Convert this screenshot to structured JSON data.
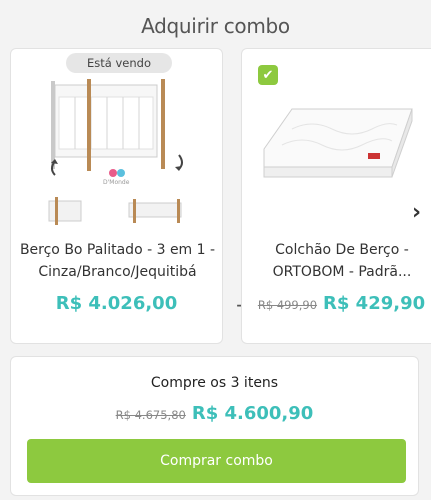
{
  "title": "Adquirir combo",
  "products": [
    {
      "badge": "Está vendo",
      "name": "Berço Bo Palitado - 3 em 1 - Cinza/Branco/Jequitibá",
      "price": "R$ 4.026,00",
      "image_caption": "D'Monde"
    },
    {
      "check_icon": "✔",
      "name": "Colchão De Berço - ORTOBOM - Padrã...",
      "old_price": "R$ 499,90",
      "price": "R$ 429,90"
    }
  ],
  "plus": "+",
  "next_arrow": "›",
  "summary": {
    "title": "Compre os 3 itens",
    "old_price": "R$ 4.675,80",
    "price": "R$ 4.600,90",
    "button": "Comprar combo"
  },
  "colors": {
    "accent_price": "#3dbfb9",
    "button": "#8dc93f"
  }
}
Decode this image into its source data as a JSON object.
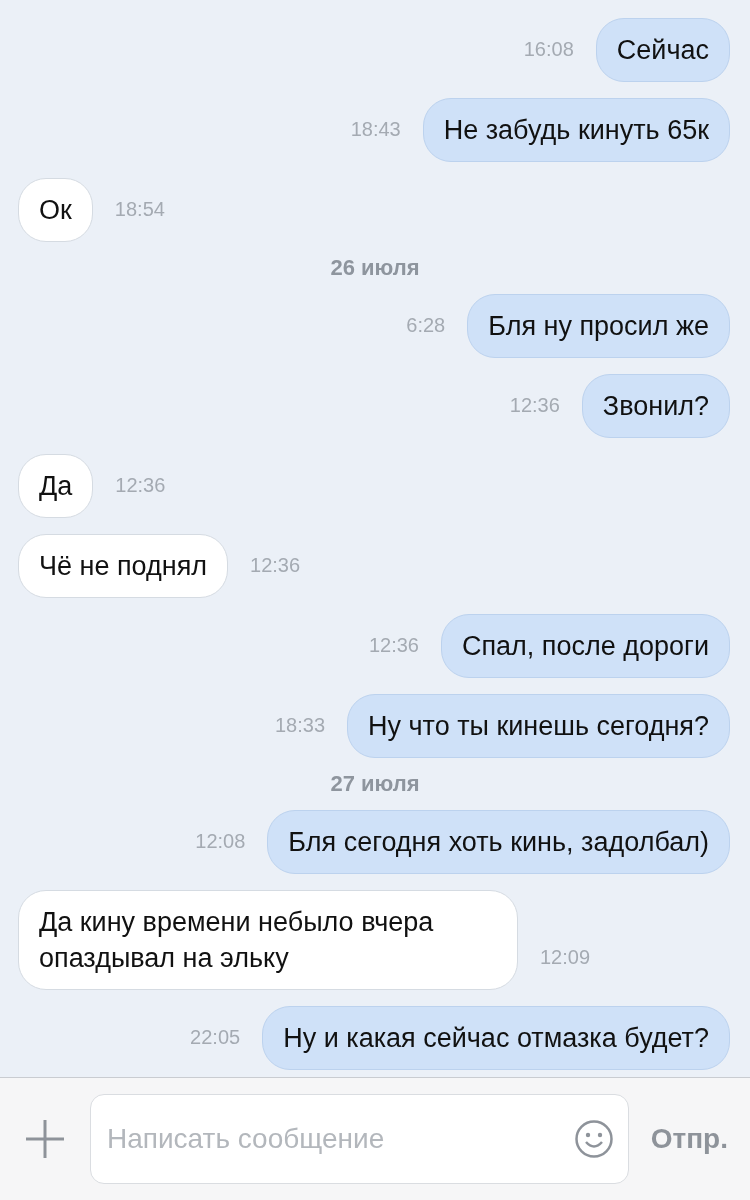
{
  "messages": [
    {
      "kind": "message",
      "outgoing": true,
      "text": "Сейчас",
      "time": "16:08"
    },
    {
      "kind": "message",
      "outgoing": true,
      "text": "Не забудь кинуть 65к",
      "time": "18:43"
    },
    {
      "kind": "message",
      "outgoing": false,
      "text": "Ок",
      "time": "18:54"
    },
    {
      "kind": "date",
      "text": "26 июля"
    },
    {
      "kind": "message",
      "outgoing": true,
      "text": "Бля ну просил же",
      "time": "6:28"
    },
    {
      "kind": "message",
      "outgoing": true,
      "text": "Звонил?",
      "time": "12:36"
    },
    {
      "kind": "message",
      "outgoing": false,
      "text": "Да",
      "time": "12:36"
    },
    {
      "kind": "message",
      "outgoing": false,
      "text": "Чё не поднял",
      "time": "12:36"
    },
    {
      "kind": "message",
      "outgoing": true,
      "text": "Спал, после дороги",
      "time": "12:36"
    },
    {
      "kind": "message",
      "outgoing": true,
      "text": "Ну что ты кинешь сегодня?",
      "time": "18:33"
    },
    {
      "kind": "date",
      "text": "27 июля"
    },
    {
      "kind": "message",
      "outgoing": true,
      "text": "Бля сегодня хоть кинь, задолбал)",
      "time": "12:08"
    },
    {
      "kind": "message",
      "outgoing": false,
      "text": "Да кину времени небыло вчера опаздывал на эльку",
      "time": "12:09"
    },
    {
      "kind": "message",
      "outgoing": true,
      "text": "Ну и какая сейчас отмазка будет?",
      "time": "22:05"
    }
  ],
  "composer": {
    "placeholder": "Написать сообщение",
    "send": "Отпр."
  }
}
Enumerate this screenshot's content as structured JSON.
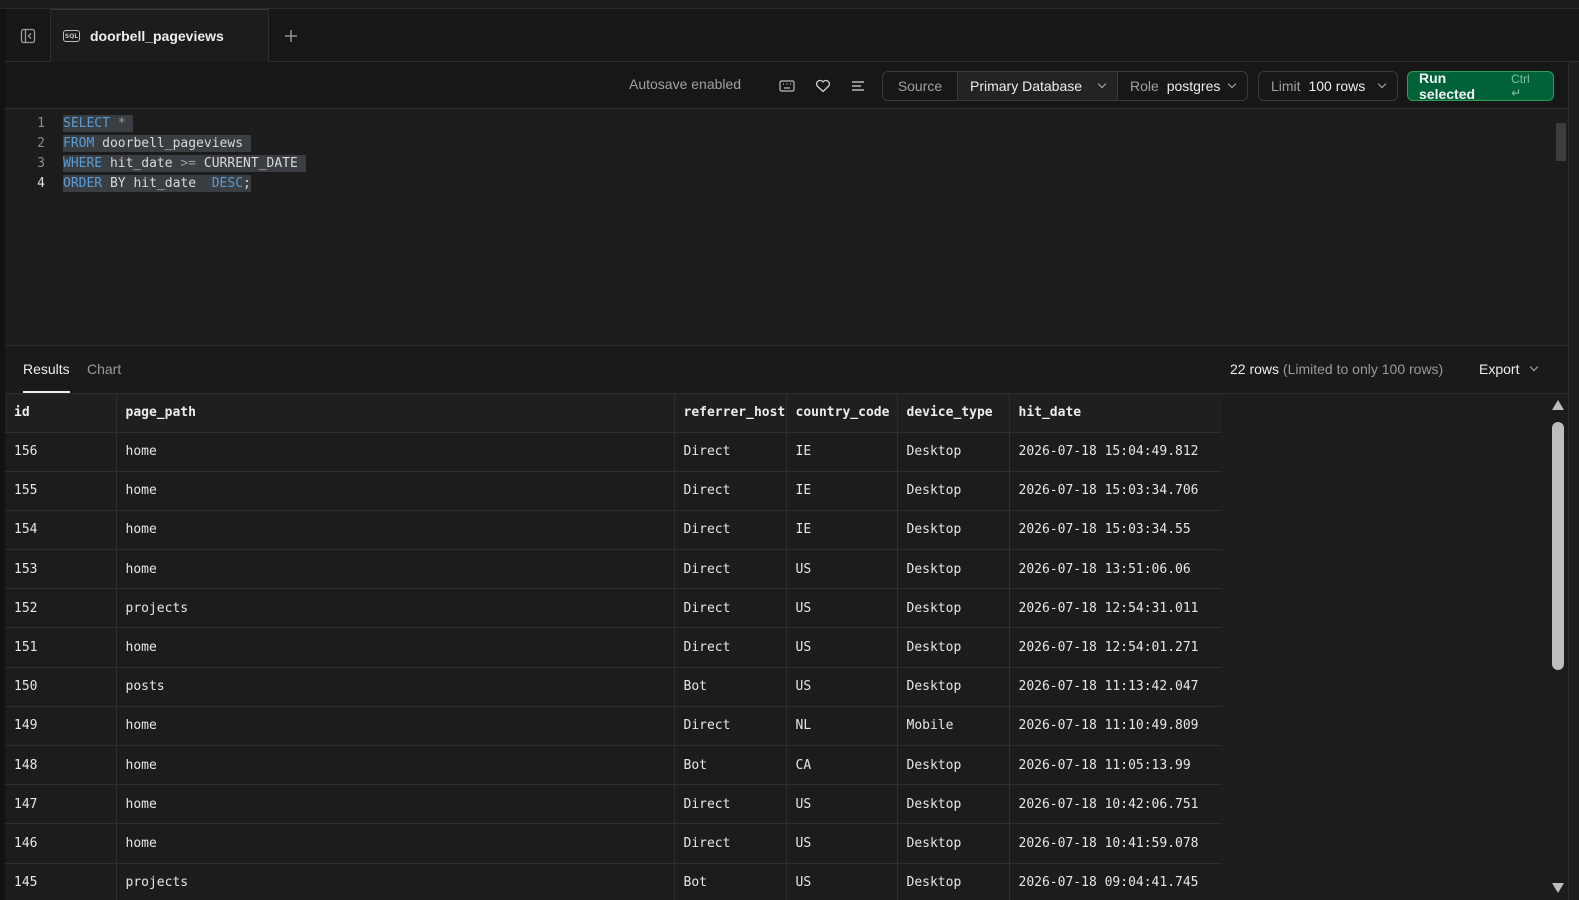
{
  "tab": {
    "title": "doorbell_pageviews",
    "icon": "sql-file-icon",
    "badge": "SQL"
  },
  "toolbar": {
    "autosave": "Autosave enabled",
    "source_label": "Source",
    "database": "Primary Database",
    "role_label": "Role",
    "role_value": "postgres",
    "limit_label": "Limit",
    "limit_value": "100 rows",
    "run_label": "Run selected",
    "run_shortcut": "Ctrl ↵"
  },
  "editor": {
    "lines": [
      {
        "n": "1",
        "text": "SELECT * "
      },
      {
        "n": "2",
        "text": "FROM doorbell_pageviews "
      },
      {
        "n": "3",
        "text": "WHERE hit_date >= CURRENT_DATE "
      },
      {
        "n": "4",
        "text": "ORDER BY hit_date  DESC;"
      }
    ]
  },
  "results": {
    "tabs": [
      "Results",
      "Chart"
    ],
    "row_count": "22 rows",
    "row_note": "(Limited to only 100 rows)",
    "export_label": "Export",
    "columns": [
      "id",
      "page_path",
      "referrer_host",
      "country_code",
      "device_type",
      "hit_date"
    ],
    "rows": [
      [
        "156",
        "home",
        "Direct",
        "IE",
        "Desktop",
        "2026-07-18 15:04:49.812"
      ],
      [
        "155",
        "home",
        "Direct",
        "IE",
        "Desktop",
        "2026-07-18 15:03:34.706"
      ],
      [
        "154",
        "home",
        "Direct",
        "IE",
        "Desktop",
        "2026-07-18 15:03:34.55"
      ],
      [
        "153",
        "home",
        "Direct",
        "US",
        "Desktop",
        "2026-07-18 13:51:06.06"
      ],
      [
        "152",
        "projects",
        "Direct",
        "US",
        "Desktop",
        "2026-07-18 12:54:31.011"
      ],
      [
        "151",
        "home",
        "Direct",
        "US",
        "Desktop",
        "2026-07-18 12:54:01.271"
      ],
      [
        "150",
        "posts",
        "Bot",
        "US",
        "Desktop",
        "2026-07-18 11:13:42.047"
      ],
      [
        "149",
        "home",
        "Direct",
        "NL",
        "Mobile",
        "2026-07-18 11:10:49.809"
      ],
      [
        "148",
        "home",
        "Bot",
        "CA",
        "Desktop",
        "2026-07-18 11:05:13.99"
      ],
      [
        "147",
        "home",
        "Direct",
        "US",
        "Desktop",
        "2026-07-18 10:42:06.751"
      ],
      [
        "146",
        "home",
        "Direct",
        "US",
        "Desktop",
        "2026-07-18 10:41:59.078"
      ],
      [
        "145",
        "projects",
        "Bot",
        "US",
        "Desktop",
        "2026-07-18 09:04:41.745"
      ]
    ]
  },
  "icons": {
    "sidebar": "sidebar-collapse-icon",
    "add_tab": "plus-icon",
    "keyboard": "keyboard-icon",
    "favorite": "heart-icon",
    "format": "align-left-icon"
  },
  "colors": {
    "run_button": "#006239",
    "keyword": "#569cd6",
    "background": "#1c1c1c"
  }
}
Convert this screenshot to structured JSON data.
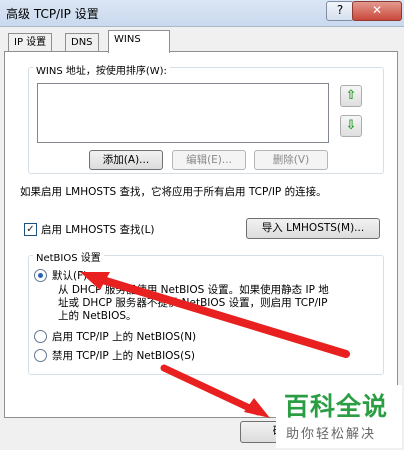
{
  "window": {
    "title": "高级 TCP/IP 设置",
    "help_glyph": "?",
    "close_glyph": "✕"
  },
  "tabs": [
    {
      "label": "IP 设置"
    },
    {
      "label": "DNS"
    },
    {
      "label": "WINS"
    }
  ],
  "wins": {
    "group_label": "WINS 地址，按使用排序(W):",
    "up_arrow": "⇧",
    "down_arrow": "⇩",
    "add_label": "添加(A)...",
    "edit_label": "编辑(E)...",
    "delete_label": "删除(V)"
  },
  "lmhosts": {
    "info_text": "如果启用 LMHOSTS 查找，它将应用于所有启用 TCP/IP 的连接。",
    "checkbox_label": "启用 LMHOSTS 查找(L)",
    "checkbox_checked": true,
    "check_glyph": "✓",
    "import_label": "导入 LMHOSTS(M)..."
  },
  "netbios": {
    "group_label": "NetBIOS 设置",
    "default_label": "默认(F):",
    "default_desc_line1": "从 DHCP 服务器使用 NetBIOS 设置。如果使用静态 IP 地",
    "default_desc_line2": "址或 DHCP 服务器不提供 NetBIOS 设置，则启用 TCP/IP",
    "default_desc_line3": "上的 NetBIOS。",
    "enable_label": "启用 TCP/IP 上的 NetBIOS(N)",
    "disable_label": "禁用 TCP/IP 上的 NetBIOS(S)"
  },
  "footer": {
    "ok_label": "确"
  },
  "watermark": {
    "title": "百科全说",
    "subtitle": "助你轻松解决"
  },
  "colors": {
    "annotation_arrow": "#e82020",
    "watermark_green": "#2b9e44"
  }
}
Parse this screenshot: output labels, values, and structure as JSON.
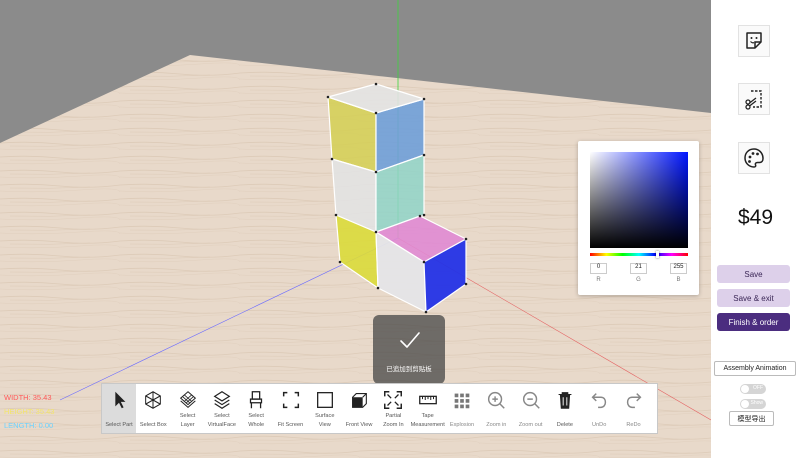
{
  "dimensions": {
    "width_label": "WIDTH: 35.43",
    "height_label": "HEIGHT: 35.43",
    "length_label": "LENGTH: 0.00",
    "width_color": "#ff5a5a",
    "height_color": "#f3e56b",
    "length_color": "#6ad2ff"
  },
  "toolbar": {
    "tools": [
      {
        "name": "Select Part",
        "lines": [
          "",
          "Select Part"
        ],
        "icon": "cursor-icon",
        "active": true
      },
      {
        "name": "Select Box",
        "lines": [
          "",
          "Select Box"
        ],
        "icon": "cube-wireframe-icon"
      },
      {
        "name": "Select Layer",
        "lines": [
          "Select",
          "Layer"
        ],
        "icon": "layer-grid-icon"
      },
      {
        "name": "Select VirtualFace",
        "lines": [
          "Select",
          "VirtualFace"
        ],
        "icon": "layers-icon"
      },
      {
        "name": "Select Whole",
        "lines": [
          "Select",
          "Whole"
        ],
        "icon": "chair-icon"
      },
      {
        "name": "Fit Screen",
        "lines": [
          "",
          "Fit Screen"
        ],
        "icon": "fit-screen-icon"
      },
      {
        "name": "Surface View",
        "lines": [
          "Surface",
          "View"
        ],
        "icon": "square-icon"
      },
      {
        "name": "Front View",
        "lines": [
          "",
          "Front View"
        ],
        "icon": "front-view-icon"
      },
      {
        "name": "Partial Zoom In",
        "lines": [
          "Partial",
          "Zoom In"
        ],
        "icon": "partial-zoom-icon"
      },
      {
        "name": "Tape Measurement",
        "lines": [
          "Tape",
          "Measurement"
        ],
        "icon": "ruler-icon"
      },
      {
        "name": "Explosion",
        "lines": [
          "",
          "Explosion"
        ],
        "icon": "explosion-grid-icon",
        "dim": true
      },
      {
        "name": "Zoom in",
        "lines": [
          "",
          "Zoom in"
        ],
        "icon": "zoom-in-icon",
        "dim": true
      },
      {
        "name": "Zoom out",
        "lines": [
          "",
          "Zoom out"
        ],
        "icon": "zoom-out-icon",
        "dim": true
      },
      {
        "name": "Delete",
        "lines": [
          "",
          "Delete"
        ],
        "icon": "trash-icon"
      },
      {
        "name": "UnDo",
        "lines": [
          "",
          "UnDo"
        ],
        "icon": "undo-icon",
        "dim": true
      },
      {
        "name": "ReDo",
        "lines": [
          "",
          "ReDo"
        ],
        "icon": "redo-icon",
        "dim": true
      }
    ]
  },
  "toast": {
    "text": "已追加到剪贴板",
    "icon": "check-icon"
  },
  "color_picker": {
    "r": "0",
    "g": "21",
    "b": "255",
    "r_label": "R",
    "g_label": "G",
    "b_label": "B",
    "hue_color": "#0015ff"
  },
  "side_panel": {
    "icons": [
      "sticker-icon",
      "screenshot-cut-icon",
      "palette-icon"
    ],
    "price": "$49",
    "save": "Save",
    "save_exit": "Save & exit",
    "finish_order": "Finish & order",
    "assembly_animation": "Assembly Animation",
    "toggle1_label": "OFF",
    "toggle2_label": "Show",
    "export": "模型导出"
  },
  "colors": {
    "accent": "#4b2d7f",
    "accent_light": "#ddd0ea",
    "floor": "#e7d8c9"
  }
}
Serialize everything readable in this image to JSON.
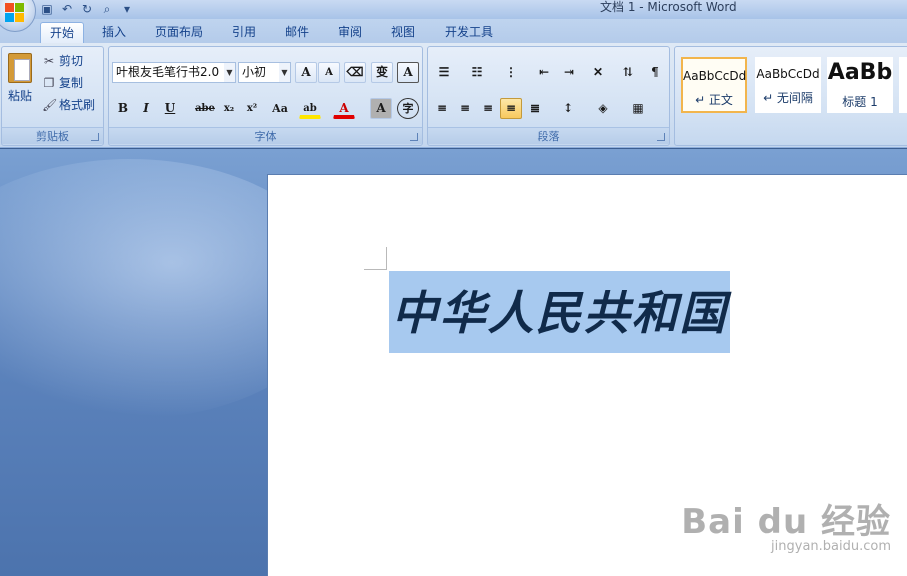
{
  "window": {
    "title": "文档 1 - Microsoft Word"
  },
  "quick_access": {
    "icons": [
      "save-icon",
      "undo-icon",
      "redo-icon",
      "print-preview-icon",
      "customize-icon"
    ]
  },
  "tabs": [
    "开始",
    "插入",
    "页面布局",
    "引用",
    "邮件",
    "审阅",
    "视图",
    "开发工具"
  ],
  "clipboard": {
    "group_label": "剪贴板",
    "paste_label": "粘贴",
    "cut_label": "剪切",
    "copy_label": "复制",
    "format_painter_label": "格式刷"
  },
  "font": {
    "group_label": "字体",
    "font_name": "叶根友毛笔行书2.0",
    "font_size": "小初",
    "grow_label": "A",
    "shrink_label": "A",
    "bold_label": "B",
    "italic_label": "I",
    "underline_label": "U",
    "strike_label": "abe",
    "subscript_label": "x₂",
    "superscript_label": "x²",
    "case_label": "Aa",
    "highlight_label": "ab",
    "font_color_label": "A",
    "char_shading_label": "A",
    "enclose_label": "字",
    "phonetic_label": "变",
    "clear_label": "A"
  },
  "paragraph": {
    "group_label": "段落"
  },
  "styles": {
    "items": [
      {
        "sample": "AaBbCcDd",
        "name": "↵ 正文"
      },
      {
        "sample": "AaBbCcDd",
        "name": "↵ 无间隔"
      },
      {
        "sample": "AaBb",
        "name": "标题 1"
      }
    ]
  },
  "document": {
    "text": "中华人民共和国"
  },
  "watermark": {
    "logo": "Bai du 经验",
    "url": "jingyan.baidu.com"
  }
}
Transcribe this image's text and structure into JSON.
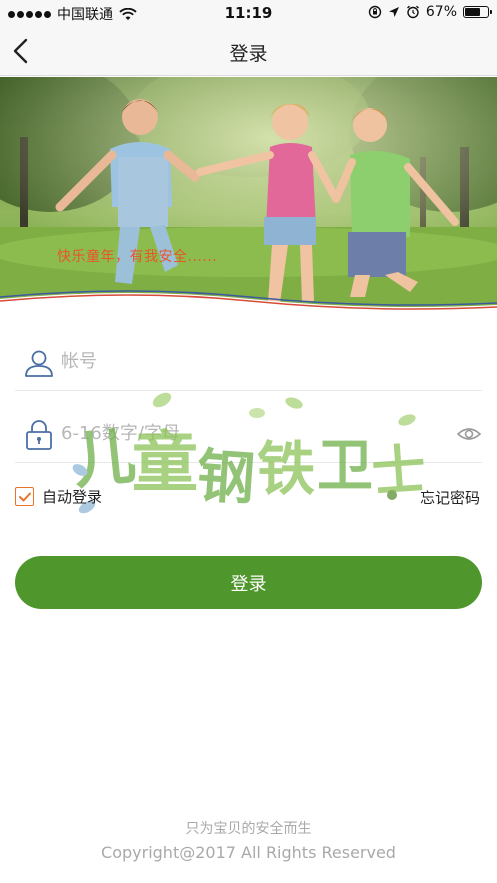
{
  "status_bar": {
    "carrier": "中国联通",
    "time": "11:19",
    "battery": "67%",
    "battery_level": 0.67,
    "icons": [
      "signal-dots",
      "wifi-icon",
      "orientation-lock-icon",
      "location-arrow-icon",
      "alarm-icon",
      "battery-icon"
    ]
  },
  "nav": {
    "title": "登录",
    "back_icon": "chevron-left-icon"
  },
  "banner": {
    "slogan": "快乐童年，有我安全......",
    "image": "children-running-in-park"
  },
  "form": {
    "account": {
      "placeholder": "帐号",
      "value": "",
      "icon": "user-icon"
    },
    "password": {
      "placeholder": "6-16数字/字母",
      "value": "",
      "icon": "lock-icon",
      "toggle_icon": "eye-icon"
    },
    "remember_label": "自动登录",
    "remember_checked": true,
    "forgot_label": "忘记密码",
    "submit_label": "登录"
  },
  "logo": {
    "text": "儿童钢铁卫士"
  },
  "footer": {
    "slogan": "只为宝贝的安全而生",
    "copyright": "Copyright@2017 All Rights Reserved"
  },
  "colors": {
    "primary_green": "#4f972c",
    "accent_orange": "#e8742c",
    "slogan_red": "#e8552b",
    "icon_blue": "#4a6fa5",
    "hint_gray": "#b7b7b7"
  }
}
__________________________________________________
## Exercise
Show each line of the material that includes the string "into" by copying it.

## Your solution
Decode this image into its source data as a JSON object.
Transcribe this image's text and structure into JSON.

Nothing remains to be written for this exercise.